[Data about app and page elements]
——————
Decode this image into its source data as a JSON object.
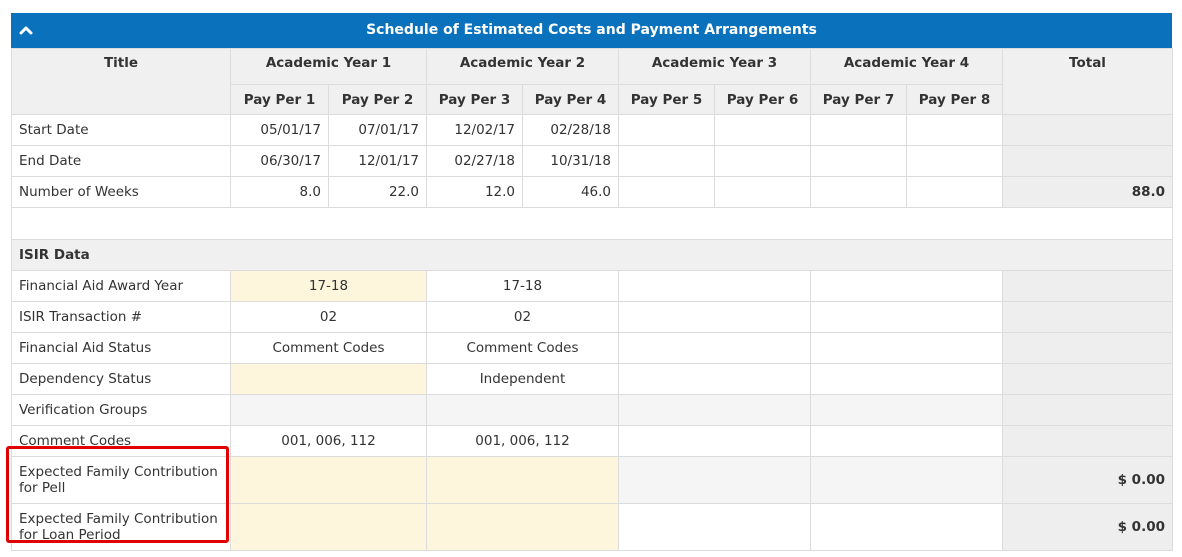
{
  "header": {
    "title": "Schedule of Estimated Costs and Payment Arrangements",
    "collapse_icon": "chevron-up-icon"
  },
  "columns": {
    "title": "Title",
    "years": [
      "Academic Year 1",
      "Academic Year 2",
      "Academic Year 3",
      "Academic Year 4"
    ],
    "periods": [
      "Pay Per 1",
      "Pay Per 2",
      "Pay Per 3",
      "Pay Per 4",
      "Pay Per 5",
      "Pay Per 6",
      "Pay Per 7",
      "Pay Per 8"
    ],
    "total": "Total"
  },
  "schedule_rows": [
    {
      "label": "Start Date",
      "values": [
        "05/01/17",
        "07/01/17",
        "12/02/17",
        "02/28/18",
        "",
        "",
        "",
        ""
      ],
      "total": ""
    },
    {
      "label": "End Date",
      "values": [
        "06/30/17",
        "12/01/17",
        "02/27/18",
        "10/31/18",
        "",
        "",
        "",
        ""
      ],
      "total": ""
    },
    {
      "label": "Number of Weeks",
      "values": [
        "8.0",
        "22.0",
        "12.0",
        "46.0",
        "",
        "",
        "",
        ""
      ],
      "total": "88.0"
    }
  ],
  "isir": {
    "section_label": "ISIR Data",
    "rows": [
      {
        "label": "Financial Aid Award Year",
        "years": [
          "17-18",
          "17-18",
          "",
          ""
        ],
        "total": ""
      },
      {
        "label": "ISIR Transaction #",
        "years": [
          "02",
          "02",
          "",
          ""
        ],
        "total": ""
      },
      {
        "label": "Financial Aid Status",
        "years": [
          "Comment Codes",
          "Comment Codes",
          "",
          ""
        ],
        "total": ""
      },
      {
        "label": "Dependency Status",
        "years": [
          "",
          "Independent",
          "",
          ""
        ],
        "total": ""
      },
      {
        "label": "Verification Groups",
        "years": [
          "",
          "",
          "",
          ""
        ],
        "total": ""
      },
      {
        "label": "Comment Codes",
        "years": [
          "001, 006, 112",
          "001, 006, 112",
          "",
          ""
        ],
        "total": ""
      },
      {
        "label": "Expected Family Contribution for Pell",
        "years": [
          "",
          "",
          "",
          ""
        ],
        "total": "$ 0.00"
      },
      {
        "label": "Expected Family Contribution for Loan Period",
        "years": [
          "",
          "",
          "",
          ""
        ],
        "total": "$ 0.00"
      }
    ]
  },
  "colors": {
    "header_blue": "#0a72bd",
    "editable_yellow": "#fdf6dd",
    "highlight_red": "#e00000"
  }
}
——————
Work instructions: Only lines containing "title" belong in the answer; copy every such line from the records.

Written answer:
    "title": "Schedule of Estimated Costs and Payment Arrangements",
    "title": "Title",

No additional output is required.